** Goal of the exercise **
List each line of the data in which the string "JSON" appears.
BEGIN Data for review
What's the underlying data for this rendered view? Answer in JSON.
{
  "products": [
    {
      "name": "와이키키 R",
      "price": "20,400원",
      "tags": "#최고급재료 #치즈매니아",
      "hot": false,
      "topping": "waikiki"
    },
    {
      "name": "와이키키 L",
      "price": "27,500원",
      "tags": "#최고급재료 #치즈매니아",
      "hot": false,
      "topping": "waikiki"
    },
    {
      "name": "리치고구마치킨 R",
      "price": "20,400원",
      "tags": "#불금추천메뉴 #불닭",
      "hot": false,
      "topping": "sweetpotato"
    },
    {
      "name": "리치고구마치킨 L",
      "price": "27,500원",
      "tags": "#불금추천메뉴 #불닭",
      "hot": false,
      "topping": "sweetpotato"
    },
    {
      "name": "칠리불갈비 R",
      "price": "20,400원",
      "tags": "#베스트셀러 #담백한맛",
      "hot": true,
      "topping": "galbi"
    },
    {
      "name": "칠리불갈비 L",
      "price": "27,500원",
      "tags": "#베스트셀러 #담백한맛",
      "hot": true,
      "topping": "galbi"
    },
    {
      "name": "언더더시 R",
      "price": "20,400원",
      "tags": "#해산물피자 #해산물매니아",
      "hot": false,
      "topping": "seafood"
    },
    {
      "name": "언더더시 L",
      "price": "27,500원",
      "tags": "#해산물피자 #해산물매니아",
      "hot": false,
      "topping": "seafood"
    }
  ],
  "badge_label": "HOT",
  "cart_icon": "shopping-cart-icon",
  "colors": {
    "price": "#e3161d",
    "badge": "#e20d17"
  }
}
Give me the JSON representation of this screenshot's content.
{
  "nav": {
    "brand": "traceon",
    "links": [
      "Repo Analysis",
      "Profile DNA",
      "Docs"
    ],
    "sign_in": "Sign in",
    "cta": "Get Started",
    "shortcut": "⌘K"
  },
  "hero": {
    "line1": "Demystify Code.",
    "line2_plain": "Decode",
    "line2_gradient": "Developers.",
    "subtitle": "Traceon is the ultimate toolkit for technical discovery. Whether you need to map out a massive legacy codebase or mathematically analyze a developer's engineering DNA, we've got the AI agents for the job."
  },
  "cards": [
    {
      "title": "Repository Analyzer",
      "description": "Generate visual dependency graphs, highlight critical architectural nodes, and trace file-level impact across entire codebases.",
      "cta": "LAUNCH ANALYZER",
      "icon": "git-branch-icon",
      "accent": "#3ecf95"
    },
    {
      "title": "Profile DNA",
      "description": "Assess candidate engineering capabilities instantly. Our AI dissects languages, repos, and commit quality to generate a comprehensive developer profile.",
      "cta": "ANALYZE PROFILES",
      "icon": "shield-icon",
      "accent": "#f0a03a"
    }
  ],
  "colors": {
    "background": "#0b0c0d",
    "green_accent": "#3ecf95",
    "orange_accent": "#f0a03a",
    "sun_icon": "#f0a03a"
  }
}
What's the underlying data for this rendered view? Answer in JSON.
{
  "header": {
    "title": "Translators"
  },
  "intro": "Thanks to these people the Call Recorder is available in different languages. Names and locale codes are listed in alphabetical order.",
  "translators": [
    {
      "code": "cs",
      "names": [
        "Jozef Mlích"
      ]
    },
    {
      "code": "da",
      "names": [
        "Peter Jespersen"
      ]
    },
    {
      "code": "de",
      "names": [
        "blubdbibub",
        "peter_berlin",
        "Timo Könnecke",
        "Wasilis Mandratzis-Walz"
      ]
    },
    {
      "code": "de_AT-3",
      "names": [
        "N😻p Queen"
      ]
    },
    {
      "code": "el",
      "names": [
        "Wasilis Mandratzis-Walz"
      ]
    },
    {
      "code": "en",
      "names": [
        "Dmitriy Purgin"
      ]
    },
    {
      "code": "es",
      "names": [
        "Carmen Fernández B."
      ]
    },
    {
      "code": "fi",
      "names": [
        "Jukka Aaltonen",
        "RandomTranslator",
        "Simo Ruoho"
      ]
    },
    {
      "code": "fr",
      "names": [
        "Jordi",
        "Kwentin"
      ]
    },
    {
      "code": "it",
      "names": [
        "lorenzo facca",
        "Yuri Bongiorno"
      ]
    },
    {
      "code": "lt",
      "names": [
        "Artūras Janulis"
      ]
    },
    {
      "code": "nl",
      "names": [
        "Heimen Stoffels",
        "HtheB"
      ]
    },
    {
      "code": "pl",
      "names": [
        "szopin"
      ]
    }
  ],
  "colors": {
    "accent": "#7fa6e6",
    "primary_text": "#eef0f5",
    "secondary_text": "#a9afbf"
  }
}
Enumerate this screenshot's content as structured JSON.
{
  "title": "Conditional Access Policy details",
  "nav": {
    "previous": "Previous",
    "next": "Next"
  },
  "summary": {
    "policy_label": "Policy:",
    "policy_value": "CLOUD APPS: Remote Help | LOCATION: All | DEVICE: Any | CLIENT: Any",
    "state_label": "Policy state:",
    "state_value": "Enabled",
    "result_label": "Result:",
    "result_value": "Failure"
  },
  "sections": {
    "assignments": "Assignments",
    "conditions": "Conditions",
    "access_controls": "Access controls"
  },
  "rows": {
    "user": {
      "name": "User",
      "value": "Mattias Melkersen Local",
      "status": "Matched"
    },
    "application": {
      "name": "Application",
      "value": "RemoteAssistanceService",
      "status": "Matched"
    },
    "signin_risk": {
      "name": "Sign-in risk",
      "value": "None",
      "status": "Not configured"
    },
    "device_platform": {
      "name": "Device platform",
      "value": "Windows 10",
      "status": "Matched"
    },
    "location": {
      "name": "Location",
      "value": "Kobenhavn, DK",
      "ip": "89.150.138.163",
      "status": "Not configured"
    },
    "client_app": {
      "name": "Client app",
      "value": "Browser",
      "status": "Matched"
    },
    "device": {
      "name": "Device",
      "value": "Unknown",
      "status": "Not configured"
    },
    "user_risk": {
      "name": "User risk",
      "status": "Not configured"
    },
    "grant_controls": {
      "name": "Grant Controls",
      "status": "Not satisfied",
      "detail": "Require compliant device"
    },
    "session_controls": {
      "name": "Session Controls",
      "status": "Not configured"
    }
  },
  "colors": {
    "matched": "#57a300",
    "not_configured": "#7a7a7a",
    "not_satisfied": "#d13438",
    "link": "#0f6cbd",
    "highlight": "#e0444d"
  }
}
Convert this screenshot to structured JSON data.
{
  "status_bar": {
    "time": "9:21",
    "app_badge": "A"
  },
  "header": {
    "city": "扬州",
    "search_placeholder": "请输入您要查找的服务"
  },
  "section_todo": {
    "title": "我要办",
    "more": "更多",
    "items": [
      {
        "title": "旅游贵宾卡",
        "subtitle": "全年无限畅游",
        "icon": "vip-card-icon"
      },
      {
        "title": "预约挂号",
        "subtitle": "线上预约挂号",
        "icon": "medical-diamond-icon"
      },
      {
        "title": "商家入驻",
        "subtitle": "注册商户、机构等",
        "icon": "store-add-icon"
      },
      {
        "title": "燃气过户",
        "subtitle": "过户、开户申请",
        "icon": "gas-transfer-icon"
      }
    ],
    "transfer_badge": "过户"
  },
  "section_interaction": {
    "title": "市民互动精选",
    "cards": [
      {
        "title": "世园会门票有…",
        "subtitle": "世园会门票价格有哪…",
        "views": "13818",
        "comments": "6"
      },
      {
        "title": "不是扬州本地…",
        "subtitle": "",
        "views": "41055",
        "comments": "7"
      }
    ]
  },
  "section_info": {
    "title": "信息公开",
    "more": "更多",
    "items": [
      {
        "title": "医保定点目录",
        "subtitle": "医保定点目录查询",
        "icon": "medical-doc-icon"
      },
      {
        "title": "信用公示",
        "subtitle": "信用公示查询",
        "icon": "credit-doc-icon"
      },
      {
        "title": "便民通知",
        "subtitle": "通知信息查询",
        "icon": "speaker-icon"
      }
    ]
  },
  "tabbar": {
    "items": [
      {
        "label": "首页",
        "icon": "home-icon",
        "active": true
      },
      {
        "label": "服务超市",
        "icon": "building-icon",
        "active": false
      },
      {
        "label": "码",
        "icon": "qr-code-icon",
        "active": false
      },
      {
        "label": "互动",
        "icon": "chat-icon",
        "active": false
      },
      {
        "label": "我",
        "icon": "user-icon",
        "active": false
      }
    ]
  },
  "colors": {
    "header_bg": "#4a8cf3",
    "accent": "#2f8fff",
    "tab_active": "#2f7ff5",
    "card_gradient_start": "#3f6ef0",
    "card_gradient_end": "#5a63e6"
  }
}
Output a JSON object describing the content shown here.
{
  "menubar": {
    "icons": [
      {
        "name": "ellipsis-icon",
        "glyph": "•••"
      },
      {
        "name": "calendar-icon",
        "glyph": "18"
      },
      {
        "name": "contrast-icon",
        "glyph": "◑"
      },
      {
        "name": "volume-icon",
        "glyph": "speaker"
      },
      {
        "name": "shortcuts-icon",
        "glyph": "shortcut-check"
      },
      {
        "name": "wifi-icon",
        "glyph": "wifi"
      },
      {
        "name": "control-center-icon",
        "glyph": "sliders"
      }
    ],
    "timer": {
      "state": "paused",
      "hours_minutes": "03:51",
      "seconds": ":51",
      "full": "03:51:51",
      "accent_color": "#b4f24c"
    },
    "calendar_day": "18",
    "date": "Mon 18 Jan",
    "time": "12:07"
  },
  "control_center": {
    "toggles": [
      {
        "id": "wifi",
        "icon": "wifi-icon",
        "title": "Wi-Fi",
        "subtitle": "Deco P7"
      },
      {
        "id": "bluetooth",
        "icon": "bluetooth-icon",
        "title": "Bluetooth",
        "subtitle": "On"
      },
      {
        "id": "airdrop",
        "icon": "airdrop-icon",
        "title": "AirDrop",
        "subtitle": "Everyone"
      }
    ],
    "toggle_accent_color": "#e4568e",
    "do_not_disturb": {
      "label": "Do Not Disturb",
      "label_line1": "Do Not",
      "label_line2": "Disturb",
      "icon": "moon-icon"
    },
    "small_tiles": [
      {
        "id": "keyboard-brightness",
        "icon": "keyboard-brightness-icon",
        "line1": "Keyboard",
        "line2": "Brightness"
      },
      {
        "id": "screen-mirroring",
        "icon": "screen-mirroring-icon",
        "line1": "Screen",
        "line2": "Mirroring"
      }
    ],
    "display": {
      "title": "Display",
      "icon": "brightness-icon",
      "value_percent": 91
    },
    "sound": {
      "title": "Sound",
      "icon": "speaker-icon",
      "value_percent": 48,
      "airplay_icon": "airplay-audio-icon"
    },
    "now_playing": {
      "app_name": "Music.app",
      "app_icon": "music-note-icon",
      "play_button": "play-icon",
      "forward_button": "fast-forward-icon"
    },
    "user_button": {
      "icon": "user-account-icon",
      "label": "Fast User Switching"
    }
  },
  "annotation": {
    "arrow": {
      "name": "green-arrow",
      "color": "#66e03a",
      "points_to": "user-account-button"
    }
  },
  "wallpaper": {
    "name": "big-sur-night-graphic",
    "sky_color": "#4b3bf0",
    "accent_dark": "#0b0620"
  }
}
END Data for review
** Response **
What's the underlying data for this rendered view? Answer in JSON.
Give me the JSON representation of this screenshot's content.
What's the underlying data for this rendered view? Answer in JSON.
Enumerate this screenshot's content as structured JSON.
Convert this screenshot to structured JSON data.
Output a JSON object describing the content shown here.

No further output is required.